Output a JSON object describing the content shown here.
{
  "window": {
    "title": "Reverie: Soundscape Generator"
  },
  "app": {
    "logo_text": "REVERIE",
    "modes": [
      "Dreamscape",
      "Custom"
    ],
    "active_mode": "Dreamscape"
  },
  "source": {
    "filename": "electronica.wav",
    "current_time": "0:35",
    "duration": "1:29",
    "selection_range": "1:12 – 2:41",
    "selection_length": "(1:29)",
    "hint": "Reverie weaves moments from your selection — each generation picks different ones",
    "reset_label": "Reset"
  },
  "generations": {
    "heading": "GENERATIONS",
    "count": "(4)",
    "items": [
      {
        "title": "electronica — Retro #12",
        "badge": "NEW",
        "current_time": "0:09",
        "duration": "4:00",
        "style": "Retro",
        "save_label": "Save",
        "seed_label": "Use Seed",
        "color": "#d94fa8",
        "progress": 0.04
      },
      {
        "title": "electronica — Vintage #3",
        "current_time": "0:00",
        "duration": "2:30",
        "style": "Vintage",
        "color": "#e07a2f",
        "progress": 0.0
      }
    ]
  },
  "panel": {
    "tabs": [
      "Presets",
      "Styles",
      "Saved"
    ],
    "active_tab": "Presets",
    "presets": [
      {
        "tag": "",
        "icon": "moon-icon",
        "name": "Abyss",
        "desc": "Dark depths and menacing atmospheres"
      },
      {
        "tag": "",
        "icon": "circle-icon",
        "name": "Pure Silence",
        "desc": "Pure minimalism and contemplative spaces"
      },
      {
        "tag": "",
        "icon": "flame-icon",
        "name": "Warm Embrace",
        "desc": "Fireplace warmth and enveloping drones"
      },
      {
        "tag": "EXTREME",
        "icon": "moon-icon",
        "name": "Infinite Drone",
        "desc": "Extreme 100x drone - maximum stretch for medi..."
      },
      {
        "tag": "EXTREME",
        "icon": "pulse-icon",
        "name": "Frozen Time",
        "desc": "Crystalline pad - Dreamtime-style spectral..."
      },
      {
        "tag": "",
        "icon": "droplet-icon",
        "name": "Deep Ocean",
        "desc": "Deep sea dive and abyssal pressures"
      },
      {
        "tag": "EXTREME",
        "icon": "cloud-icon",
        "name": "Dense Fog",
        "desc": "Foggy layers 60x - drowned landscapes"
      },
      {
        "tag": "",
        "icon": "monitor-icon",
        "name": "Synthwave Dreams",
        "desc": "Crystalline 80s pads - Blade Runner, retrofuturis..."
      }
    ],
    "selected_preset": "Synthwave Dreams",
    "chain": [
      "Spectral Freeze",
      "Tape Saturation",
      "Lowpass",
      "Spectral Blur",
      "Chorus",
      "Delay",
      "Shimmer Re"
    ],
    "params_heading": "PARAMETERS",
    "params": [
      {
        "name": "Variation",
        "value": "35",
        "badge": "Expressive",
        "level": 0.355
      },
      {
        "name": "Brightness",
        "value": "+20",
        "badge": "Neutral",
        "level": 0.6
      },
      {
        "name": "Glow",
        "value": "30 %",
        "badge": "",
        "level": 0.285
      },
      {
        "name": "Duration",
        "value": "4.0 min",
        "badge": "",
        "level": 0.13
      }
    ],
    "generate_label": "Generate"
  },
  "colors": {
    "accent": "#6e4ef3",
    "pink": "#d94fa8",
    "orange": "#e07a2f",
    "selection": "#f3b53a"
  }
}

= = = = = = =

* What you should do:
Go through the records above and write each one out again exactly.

* Result of the exercise:
Output a JSON object describing the content shown here.
{
  "window": {
    "title": "Reverie: Soundscape Generator"
  },
  "app": {
    "logo_text": "REVERIE",
    "modes": [
      "Dreamscape",
      "Custom"
    ],
    "active_mode": "Dreamscape"
  },
  "source": {
    "filename": "electronica.wav",
    "current_time": "0:35",
    "duration": "1:29",
    "selection_range": "1:12 – 2:41",
    "selection_length": "(1:29)",
    "hint": "Reverie weaves moments from your selection — each generation picks different ones",
    "reset_label": "Reset"
  },
  "generations": {
    "heading": "GENERATIONS",
    "count": "(4)",
    "items": [
      {
        "title": "electronica — Retro #12",
        "badge": "NEW",
        "current_time": "0:09",
        "duration": "4:00",
        "style": "Retro",
        "save_label": "Save",
        "seed_label": "Use Seed",
        "color": "#d94fa8",
        "progress": 0.04
      },
      {
        "title": "electronica — Vintage #3",
        "current_time": "0:00",
        "duration": "2:30",
        "style": "Vintage",
        "color": "#e07a2f",
        "progress": 0.0
      }
    ]
  },
  "panel": {
    "tabs": [
      "Presets",
      "Styles",
      "Saved"
    ],
    "active_tab": "Presets",
    "presets": [
      {
        "tag": "",
        "icon": "moon-icon",
        "name": "Abyss",
        "desc": "Dark depths and menacing atmospheres"
      },
      {
        "tag": "",
        "icon": "circle-icon",
        "name": "Pure Silence",
        "desc": "Pure minimalism and contemplative spaces"
      },
      {
        "tag": "",
        "icon": "flame-icon",
        "name": "Warm Embrace",
        "desc": "Fireplace warmth and enveloping drones"
      },
      {
        "tag": "EXTREME",
        "icon": "moon-icon",
        "name": "Infinite Drone",
        "desc": "Extreme 100x drone - maximum stretch for medi..."
      },
      {
        "tag": "EXTREME",
        "icon": "pulse-icon",
        "name": "Frozen Time",
        "desc": "Crystalline pad - Dreamtime-style spectral..."
      },
      {
        "tag": "",
        "icon": "droplet-icon",
        "name": "Deep Ocean",
        "desc": "Deep sea dive and abyssal pressures"
      },
      {
        "tag": "EXTREME",
        "icon": "cloud-icon",
        "name": "Dense Fog",
        "desc": "Foggy layers 60x - drowned landscapes"
      },
      {
        "tag": "",
        "icon": "monitor-icon",
        "name": "Synthwave Dreams",
        "desc": "Crystalline 80s pads - Blade Runner, retrofuturis..."
      }
    ],
    "selected_preset": "Synthwave Dreams",
    "chain": [
      "Spectral Freeze",
      "Tape Saturation",
      "Lowpass",
      "Spectral Blur",
      "Chorus",
      "Delay",
      "Shimmer Re"
    ],
    "params_heading": "PARAMETERS",
    "params": [
      {
        "name": "Variation",
        "value": "35",
        "badge": "Expressive",
        "level": 0.355
      },
      {
        "name": "Brightness",
        "value": "+20",
        "badge": "Neutral",
        "level": 0.6
      },
      {
        "name": "Glow",
        "value": "30 %",
        "badge": "",
        "level": 0.285
      },
      {
        "name": "Duration",
        "value": "4.0 min",
        "badge": "",
        "level": 0.13
      }
    ],
    "generate_label": "Generate"
  },
  "colors": {
    "accent": "#6e4ef3",
    "pink": "#d94fa8",
    "orange": "#e07a2f",
    "selection": "#f3b53a"
  }
}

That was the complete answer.